AGRI giant Wilmar International's net profit for the second quarter fell 52 per cent to US$151 million from a restated US$316.4 million a year ago on the back of lower soybean crush margins, weaker showing by associates and sugar business as well as higher finance cost.
Revenue was 9 per cent lower at US$9.8 billion from US$10.8 billion a year ago due to lower commodity prices which were partially offset by a nearly 4 per cent jump in sales volume.
Core net profit halved to US$177 million for the three months to June from US$352 million. The main culprit was the greater-than-expected impact of the African swine fever on soybean meal demand which led to lower crush margins, said the company in its results announcement on Tuesday. This negative was however partially offset by strong performance from consumer products and oleochemicals.

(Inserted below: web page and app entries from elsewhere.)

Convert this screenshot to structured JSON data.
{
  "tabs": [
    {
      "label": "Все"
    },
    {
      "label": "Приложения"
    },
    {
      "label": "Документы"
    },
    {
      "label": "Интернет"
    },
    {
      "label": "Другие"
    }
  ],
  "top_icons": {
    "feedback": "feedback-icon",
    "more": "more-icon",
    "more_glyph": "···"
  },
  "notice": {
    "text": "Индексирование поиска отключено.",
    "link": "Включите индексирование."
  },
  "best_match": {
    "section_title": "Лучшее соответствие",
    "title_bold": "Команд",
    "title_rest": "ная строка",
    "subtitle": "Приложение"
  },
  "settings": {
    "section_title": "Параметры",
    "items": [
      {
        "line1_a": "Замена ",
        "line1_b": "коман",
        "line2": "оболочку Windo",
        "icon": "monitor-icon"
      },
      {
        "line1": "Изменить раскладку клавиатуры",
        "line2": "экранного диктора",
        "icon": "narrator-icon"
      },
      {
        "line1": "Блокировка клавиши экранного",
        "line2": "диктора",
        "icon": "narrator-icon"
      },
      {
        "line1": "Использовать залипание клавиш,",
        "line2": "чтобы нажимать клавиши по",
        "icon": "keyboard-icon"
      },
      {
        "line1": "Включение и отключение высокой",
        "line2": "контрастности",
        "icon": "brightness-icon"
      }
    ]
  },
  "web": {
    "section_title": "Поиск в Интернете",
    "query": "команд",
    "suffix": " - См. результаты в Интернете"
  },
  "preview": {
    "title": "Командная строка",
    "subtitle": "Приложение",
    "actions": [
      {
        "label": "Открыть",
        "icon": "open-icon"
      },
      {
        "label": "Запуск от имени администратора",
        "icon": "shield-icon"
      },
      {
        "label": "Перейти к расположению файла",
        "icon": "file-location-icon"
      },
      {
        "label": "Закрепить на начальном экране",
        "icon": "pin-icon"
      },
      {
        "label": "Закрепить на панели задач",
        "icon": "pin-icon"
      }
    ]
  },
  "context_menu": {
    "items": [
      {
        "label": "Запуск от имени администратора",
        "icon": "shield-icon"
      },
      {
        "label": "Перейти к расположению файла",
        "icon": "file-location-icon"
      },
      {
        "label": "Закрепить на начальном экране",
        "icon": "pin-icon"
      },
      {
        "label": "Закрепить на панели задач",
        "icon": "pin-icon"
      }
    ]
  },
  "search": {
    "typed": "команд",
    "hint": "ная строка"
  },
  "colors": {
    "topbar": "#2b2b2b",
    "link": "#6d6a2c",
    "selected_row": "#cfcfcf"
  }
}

Although the sugar operations in Australia and Indonesia performed better this year, Wilmar said the segment was impacted by the consolidation of Shree Renuka Sugars Limited which became a subsidiary in June 2018 and the accounting losses of its discontinued operations in Brazil. In addition, the results were also affected by lower contributions from China associates.
Over the period, finance costs rose 27 per cent to US$247 million as a result of higher borrowing rates following hikes in interest rate and higher average bank borrowings, said Wilmar.
Accordingly, earnings per share fell to 2.4 US cents versus five US cents a year ago.
The group has declared an interim dividend of three Singapore cents per share, lower than 3.5 Singapore cents per share recommended in the previous year's corresponding quarter.
For the first-half period, net profit declined 22 per cent to US$408 million on the back of a nearly 8 per cent dip in revenue to US$20 billion. Core net profit dropped 20 per cent to US$427 million over the half-year period.
Wilmar shares finished higher by three Singapore cents or 0.8 per cent at S$4.05 on Tuesday.